That left James Mack partially paralyzed and reliant on a wheel chair. At home he used a walker to get around.
“We never, like, went to the park together anymore,” Heather Mack said in testimony for her family’s wrongful death lawsuit. The family still went to the movies, but “it was really hard. We’d have to drop him off, then park, then come back and wheel him in,” she said.
In the years that followed, the highly regarded composer became sullen, lost interest in his music and turned down composition offers, both von Wiese-Mack and Heather Mack testified. Von Wiese-Mack said her husband was angered by his limited mobility.
And while the family still took exotic vacations, James Mack would brood in his hotel room, while his wife and daughter went sightseeing.
“All he would do is sit. He couldn’t go anywhere. He would sit in the room all day,” Heather Mack testified.
Calvo Varela, the travel agent, described the Macks as fussy clients. On a previous cruise trip, the family agreed to take the last available cabin, but later complained because the cabin was close to the ship’s anchor, which made noise when it was lowered.
“It was like: take this or don’t go. So they took the cabin,” said Calvo Varela, who had similar accommodations on a different cruise and questioned the validity of their complaint.
“They only docked three times . . . I had been on a cruise in the same location cabin. And it was like, oh, anchor is going down, go back to sleep. You know, it was not a big deal,” Calvo Varela said during the deposition.

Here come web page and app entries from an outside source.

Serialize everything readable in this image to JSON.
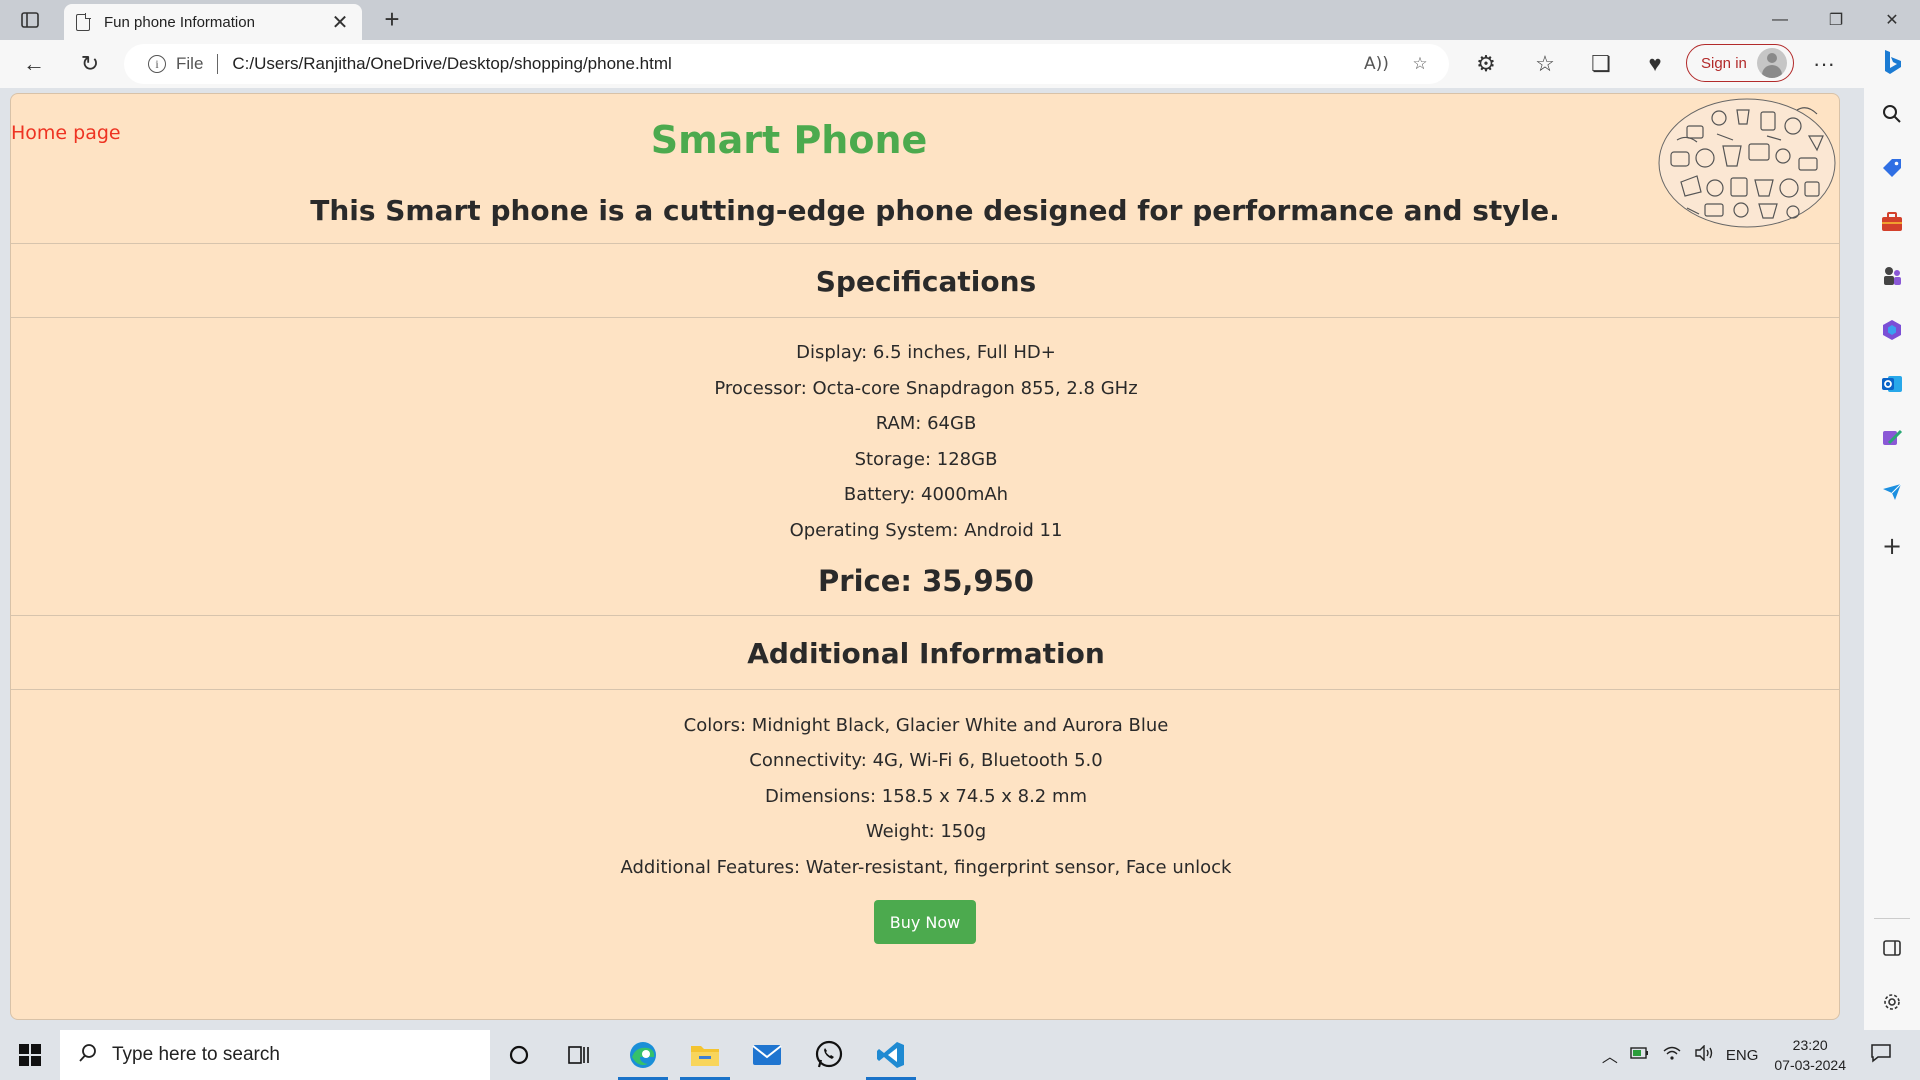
{
  "browser": {
    "tab_title": "Fun phone Information",
    "address_scheme": "File",
    "address_url": "C:/Users/Ranjitha/OneDrive/Desktop/shopping/phone.html",
    "signin_label": "Sign in"
  },
  "page": {
    "home_link": "Home page",
    "title": "Smart Phone",
    "subtitle": "This Smart phone is a cutting-edge phone designed for performance and style.",
    "specs_heading": "Specifications",
    "specs": [
      "Display: 6.5 inches, Full HD+",
      "Processor: Octa-core Snapdragon 855, 2.8 GHz",
      "RAM: 64GB",
      "Storage: 128GB",
      "Battery: 4000mAh",
      "Operating System: Android 11"
    ],
    "price": "Price: 35,950",
    "additional_heading": "Additional Information",
    "additional": [
      "Colors: Midnight Black, Glacier White and Aurora Blue",
      "Connectivity: 4G, Wi-Fi 6, Bluetooth 5.0",
      "Dimensions: 158.5 x 74.5 x 8.2 mm",
      "Weight: 150g",
      "Additional Features: Water-resistant, fingerprint sensor, Face unlock"
    ],
    "buy_button": "Buy Now",
    "colors": {
      "background": "#fee3c4",
      "title_green": "#4caa4e",
      "link_red": "#ee3322",
      "button_green": "#4caa4e"
    }
  },
  "taskbar": {
    "search_placeholder": "Type here to search",
    "language": "ENG",
    "time": "23:20",
    "date": "07-03-2024"
  }
}
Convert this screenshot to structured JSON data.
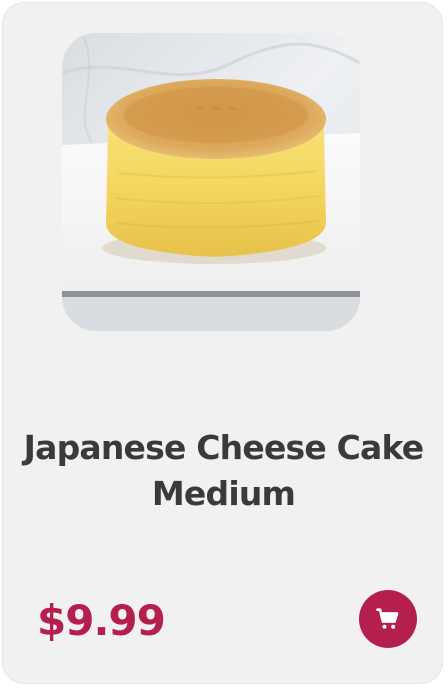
{
  "product": {
    "title": "Japanese Cheese Cake Medium",
    "price": "$9.99",
    "image_alt": "Japanese cheese cake on a white board",
    "cart_icon": "cart-icon"
  },
  "colors": {
    "card_background": "#f1f1f1",
    "price": "#b51f4e",
    "cart_button": "#b51f4e",
    "title": "#3a3a3a"
  }
}
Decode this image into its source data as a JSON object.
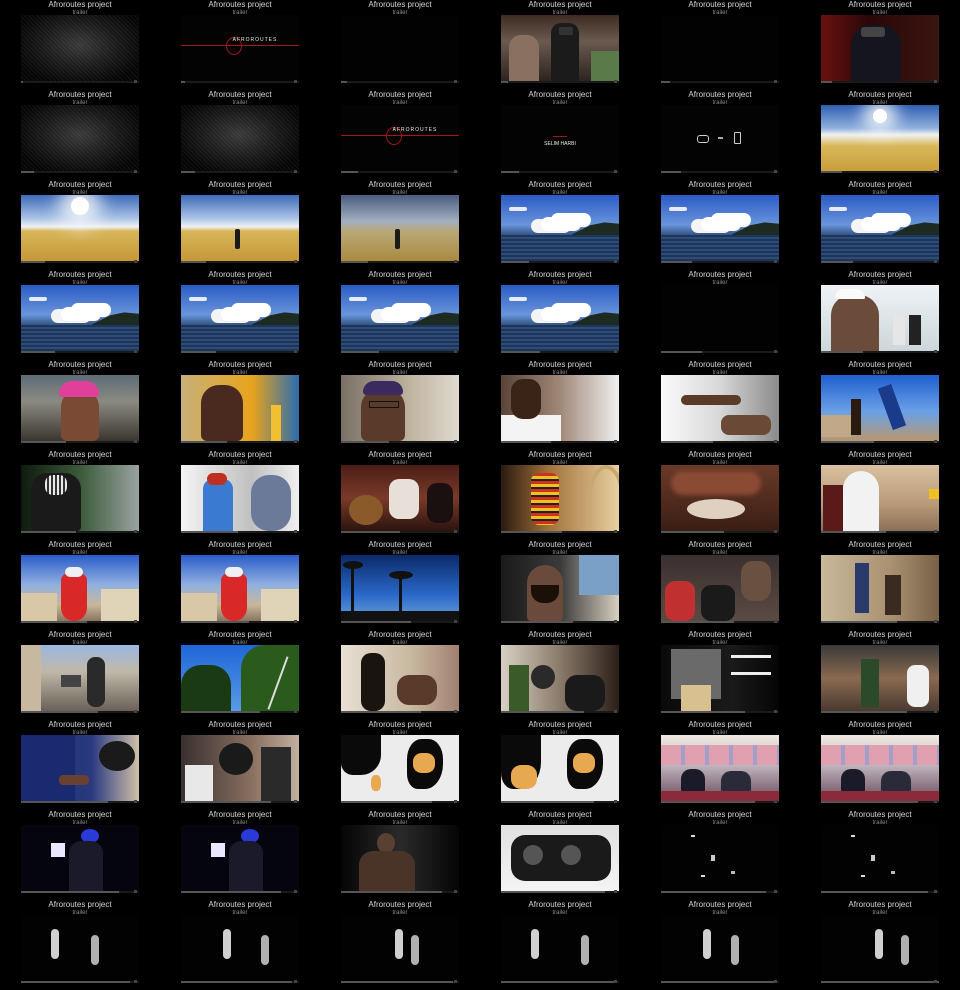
{
  "sheet": {
    "title": "Afroroutes project",
    "subtitle": "trailer",
    "columns": 6,
    "rows": 11
  },
  "frames": [
    {
      "scene": "dark-texture"
    },
    {
      "scene": "logo-line",
      "text": "AFROROUTES"
    },
    {
      "scene": "black"
    },
    {
      "scene": "vr-room"
    },
    {
      "scene": "black"
    },
    {
      "scene": "vr-portrait"
    },
    {
      "scene": "dark-texture"
    },
    {
      "scene": "dark-texture"
    },
    {
      "scene": "logo-line",
      "text": "AFROROUTES"
    },
    {
      "scene": "credit",
      "text": "SELIM HARBI"
    },
    {
      "scene": "devices"
    },
    {
      "scene": "desert-sun"
    },
    {
      "scene": "desert"
    },
    {
      "scene": "desert-figure"
    },
    {
      "scene": "desert-figure-dusk"
    },
    {
      "scene": "sea"
    },
    {
      "scene": "sea"
    },
    {
      "scene": "sea"
    },
    {
      "scene": "sea"
    },
    {
      "scene": "sea"
    },
    {
      "scene": "sea"
    },
    {
      "scene": "sea"
    },
    {
      "scene": "black"
    },
    {
      "scene": "street-people"
    },
    {
      "scene": "portrait-pink"
    },
    {
      "scene": "portrait-yellow"
    },
    {
      "scene": "portrait-glasses"
    },
    {
      "scene": "portrait-white"
    },
    {
      "scene": "hands-white"
    },
    {
      "scene": "capoeira"
    },
    {
      "scene": "masked-figure"
    },
    {
      "scene": "blue-dress"
    },
    {
      "scene": "musicians"
    },
    {
      "scene": "beads"
    },
    {
      "scene": "shell"
    },
    {
      "scene": "white-robes"
    },
    {
      "scene": "baiana"
    },
    {
      "scene": "baiana"
    },
    {
      "scene": "palms"
    },
    {
      "scene": "car-man"
    },
    {
      "scene": "market-crowd"
    },
    {
      "scene": "wall-street"
    },
    {
      "scene": "street-walk"
    },
    {
      "scene": "trees-sky"
    },
    {
      "scene": "interior-men"
    },
    {
      "scene": "interior-drum"
    },
    {
      "scene": "calligraphy"
    },
    {
      "scene": "street-dance"
    },
    {
      "scene": "drummer-blue"
    },
    {
      "scene": "drummer-group"
    },
    {
      "scene": "map-light"
    },
    {
      "scene": "map-orange"
    },
    {
      "scene": "ceremony-room"
    },
    {
      "scene": "ceremony-room"
    },
    {
      "scene": "dark-blue-figure"
    },
    {
      "scene": "dark-blue-figure"
    },
    {
      "scene": "shirtless-man"
    },
    {
      "scene": "vr-headset"
    },
    {
      "scene": "dark-points"
    },
    {
      "scene": "dark-points"
    },
    {
      "scene": "dark-dancers"
    },
    {
      "scene": "dark-dancers"
    },
    {
      "scene": "dark-dancers"
    },
    {
      "scene": "dark-dancers"
    },
    {
      "scene": "dark-dancers"
    },
    {
      "scene": "dark-dancers"
    }
  ]
}
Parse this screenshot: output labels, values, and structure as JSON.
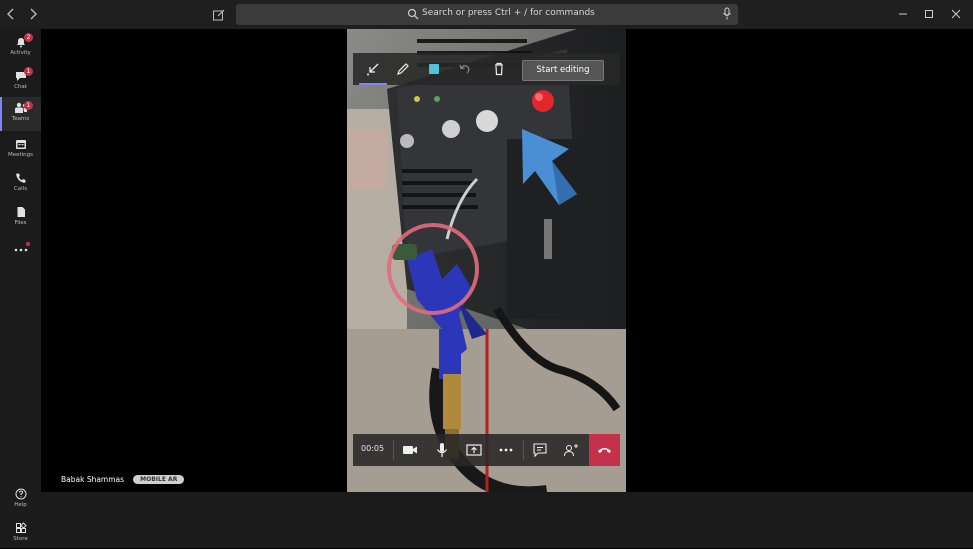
{
  "titlebar": {
    "search_text": "Search or press Ctrl + / for commands",
    "icons": [
      "back-icon",
      "forward-icon",
      "compose-icon",
      "search-icon",
      "microphone-icon",
      "minimize-icon",
      "maximize-icon",
      "close-icon"
    ]
  },
  "rail": {
    "items": [
      {
        "label": "Activity",
        "badge": "2"
      },
      {
        "label": "Chat",
        "badge": "1"
      },
      {
        "label": "Teams",
        "badge": "1"
      },
      {
        "label": "Meetings",
        "badge": ""
      },
      {
        "label": "Calls",
        "badge": ""
      },
      {
        "label": "Files",
        "badge": ""
      }
    ],
    "help_label": "Help",
    "store_label": "Store",
    "accent": "#7f85f5"
  },
  "annotation_toolbar": {
    "start_editing_label": "Start editing",
    "icons": [
      "collapse-icon",
      "pen-icon",
      "color-swatch-icon",
      "undo-icon",
      "delete-icon"
    ],
    "swatch_color": "#4fc3d9"
  },
  "call_bar": {
    "timer": "00:05",
    "icons": [
      "camera-icon",
      "microphone-icon",
      "share-screen-icon",
      "more-icon",
      "chat-icon",
      "add-people-icon",
      "hang-up-icon"
    ],
    "hangup_color": "#c4314b"
  },
  "participant": {
    "name": "Babak Shammas",
    "tag": "MOBILE AR"
  }
}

The Macks thought different, though. When they returned dissatisfied, they complained to the travel agency and were awarded a voucher for about $500.